Any alternative valuation standards would need to be reviewed and approved by the California Bureau of Real Estate Appraisers and the client. AB 624 is similar to legislation that was enacted into law in Texas and is under consideration in several other states.
Texas Gov. Greg Abbott signed into law Senate Bill 1007 which amends the TX appraiser licensing and certification law. The bill will take effect Jan. 1, 2016.
According to the Appraisal Institute, SB 1007 includes provisions related to three high-priority issues for the Appraisal Institute:
- The bill will allow the Texas Appraiser Licensing and Certification Board to adopt rules relating to the standards for the development of an appraisal and the conveyance of an appraisal report that are “recognized as substantially equivalent to” the Uniform Standards of Professional Appraisal Practice.
- The bill clarifies that an appraiser who is certified by a jurisdiction other than Texas can perform a review of an appraisal of real property in Texas without a Texas appraiser credential if the appraiser does not offer an opinion of value as part of the review process.
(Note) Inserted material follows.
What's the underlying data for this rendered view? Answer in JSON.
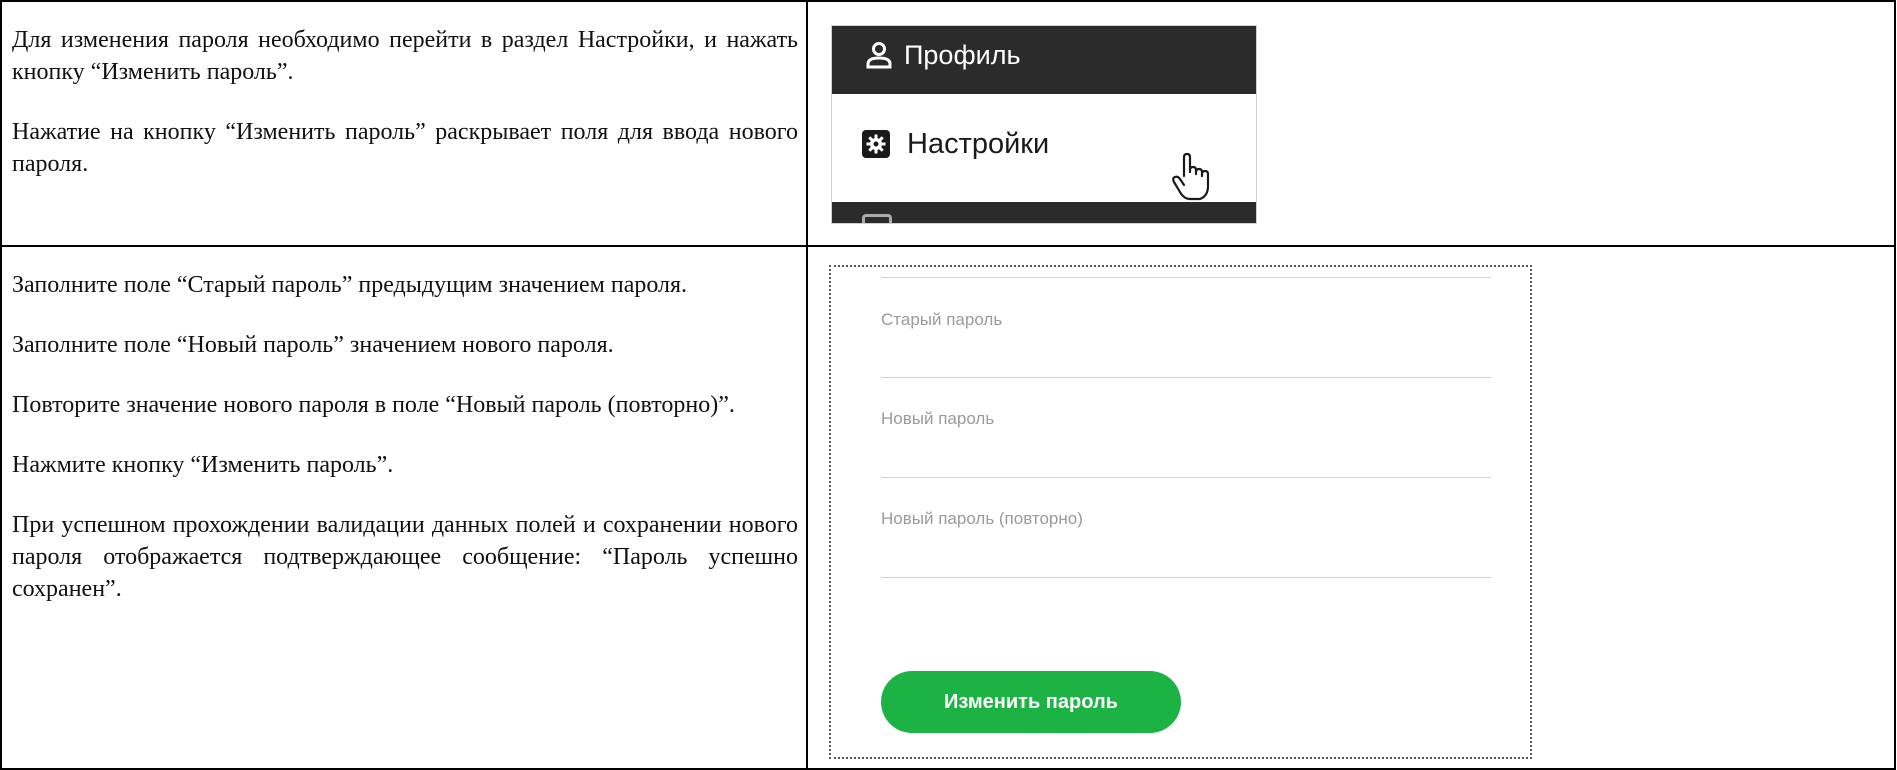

- The bill grants the TALCB maximum flexibility to adopt rules to implement the Appraiser Qualifications Board’s requirements that states have processes in place to ensure that applicants.